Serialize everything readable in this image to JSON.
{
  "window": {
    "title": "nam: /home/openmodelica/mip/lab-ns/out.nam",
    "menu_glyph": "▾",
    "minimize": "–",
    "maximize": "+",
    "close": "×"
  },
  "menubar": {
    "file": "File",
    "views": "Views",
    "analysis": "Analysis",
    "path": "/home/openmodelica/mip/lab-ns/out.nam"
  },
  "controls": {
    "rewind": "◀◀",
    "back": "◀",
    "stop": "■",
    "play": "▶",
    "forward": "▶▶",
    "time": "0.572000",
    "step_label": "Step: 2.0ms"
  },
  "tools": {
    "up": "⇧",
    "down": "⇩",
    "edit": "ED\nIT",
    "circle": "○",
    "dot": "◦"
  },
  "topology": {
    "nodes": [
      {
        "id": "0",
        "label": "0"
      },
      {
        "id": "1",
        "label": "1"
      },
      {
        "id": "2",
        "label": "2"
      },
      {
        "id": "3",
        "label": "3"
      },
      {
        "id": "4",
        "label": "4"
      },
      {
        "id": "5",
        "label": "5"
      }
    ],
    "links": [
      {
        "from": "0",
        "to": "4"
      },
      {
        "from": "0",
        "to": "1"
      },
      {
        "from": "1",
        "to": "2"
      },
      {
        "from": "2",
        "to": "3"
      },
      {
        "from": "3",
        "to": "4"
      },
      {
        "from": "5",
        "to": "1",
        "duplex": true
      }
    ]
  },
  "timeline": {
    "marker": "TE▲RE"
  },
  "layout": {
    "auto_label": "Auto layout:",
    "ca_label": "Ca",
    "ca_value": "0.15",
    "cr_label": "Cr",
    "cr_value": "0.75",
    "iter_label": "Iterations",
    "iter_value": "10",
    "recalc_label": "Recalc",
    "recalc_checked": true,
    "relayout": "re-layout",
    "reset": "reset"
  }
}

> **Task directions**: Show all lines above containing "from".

> **Reply to the task**:
        "from": "0",
        "from": "0",
        "from": "1",
        "from": "2",
        "from": "3",
        "from": "5",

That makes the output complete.